The key to the Court's ruling here was that the amount of information accessible through a “cell phone” was perceived to be both quantitatively vastly larger and to include qualitatively different types of information than could be found through searching a wallet or a purse. While using the label “cell phone,” the Court made express that it had in mind “microcomputers that also happen to have the capacity to be used as a telephone.” Thus, there will be pressure to extend the present ruling to other types of computers that may be found on the person of an arrestee.
The Court stressed that one “distinguishing feature” of such devices is their “immerse storage capacity,” with a smart phone having a “standard capacity of 16 gigabytes,” equivalent to “millions of pages of text.” This volume permits collecting in one place “many types of information,” including information spanning a considerable period of time (dating “back to the purchase of the phone, or even earlier”). Thus, persons may be carrying a “digital record of every aspect of their lives.”
Qualitatively different types of information noted by the Court included an “Internet browsing history” that can “reveal an individual's private interests or concerns” and location data that “can also reveal where a person has been,” allowing police to “reconstruct someone's specific movements down to the minute, not only around town but also within a particular building.” The Court also focused on the availability and widespread use of apps, which “together can form a revealing montage of the user's life.”
The combination of such factors produced the result that “a cell phone search would typically expose to the government far more than the most exhaustive search of a house.”
Beyond that, the Court gave weight to the fact that “the data a user views on many modern cell phones may not in fact be stored on the device itself,” but rather in the “cloud.” The Court deemed the United States to “concede that the search incident to arrest exception may not be stretched to cover search of files accessed remotely” but asserted that police “would not typically know whether the information they are viewing was stored locally at the time of arrest or has been pulled from the cloud.” Down the road, this part of the Court's analysis may be cited as representing a departure from the traditional position that an individual has little protectable privacy interest in information the individual has voluntarily provided to a third party.
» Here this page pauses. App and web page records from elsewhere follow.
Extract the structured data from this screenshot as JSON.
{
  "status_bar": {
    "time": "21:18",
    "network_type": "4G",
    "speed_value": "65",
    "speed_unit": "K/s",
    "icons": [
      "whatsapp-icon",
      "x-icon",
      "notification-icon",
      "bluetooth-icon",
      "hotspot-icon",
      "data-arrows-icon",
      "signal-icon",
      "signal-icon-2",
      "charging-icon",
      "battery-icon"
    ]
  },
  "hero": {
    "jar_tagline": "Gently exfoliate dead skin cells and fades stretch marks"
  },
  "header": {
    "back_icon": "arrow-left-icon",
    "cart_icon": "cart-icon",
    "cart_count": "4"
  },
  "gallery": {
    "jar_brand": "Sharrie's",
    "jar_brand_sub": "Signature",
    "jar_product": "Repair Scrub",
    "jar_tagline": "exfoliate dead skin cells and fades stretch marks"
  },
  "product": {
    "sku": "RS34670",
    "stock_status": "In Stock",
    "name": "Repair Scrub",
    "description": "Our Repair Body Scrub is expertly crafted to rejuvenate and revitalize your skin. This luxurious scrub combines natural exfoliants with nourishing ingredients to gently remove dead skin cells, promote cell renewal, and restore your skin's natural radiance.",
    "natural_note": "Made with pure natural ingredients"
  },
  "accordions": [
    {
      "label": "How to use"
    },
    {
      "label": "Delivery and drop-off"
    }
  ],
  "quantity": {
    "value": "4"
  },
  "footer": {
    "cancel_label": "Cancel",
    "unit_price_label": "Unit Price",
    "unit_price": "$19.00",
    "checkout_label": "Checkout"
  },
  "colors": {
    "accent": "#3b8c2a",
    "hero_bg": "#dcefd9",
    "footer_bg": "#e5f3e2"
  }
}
The United States and/or California advocated several fallback rules that might apply if the Court denied their preferred right to search all cell phone data incident to an arrest. The Court expressly rejected four of those. Authorizing a warrantless search “whenever it is reasonable to believe that the phone contains evidence of the crime of arrest” was rejected as in practice giving “police officers unbridled discretion to rummage at will.” Restricting the search “to those areas of the phone where an officer reasonably believes that information relevant to the crime, the arrestee's identity, or officer safety” was also rejected as imposing “few meaningful constraints on officers.” Officer freedom “to search a phone's call log” was rejected because “call logs typically contain more than just phone numbers,” such as “the label ‘my house' in Wurie's case.” The proposal that “officers could search cell phone data if they could have obtained the same information from a pre-digital counterpart” was rejected because of the quantitative difference between one photo in a wallet and “thousands of photos in a digital gallery,” and because such a test would “launch courts on a difficult line-drawing expedition to determine which digital files are comparable to physical records.”
Chief Justice Roberts concluded his opinion by recalling the “general warrants” that “allowed British officers to rummage through homes in an unrestrained search for evidence of criminal activity” and how resentment of that practice had contributed to the Revolution. The fact that technology now allows Americans to carry “the privacies of life” in their hands “does not make the information any less worthy of the protection for which the Founders fought.” Accordingly, the Court's message to the police was “simple—a warrant.”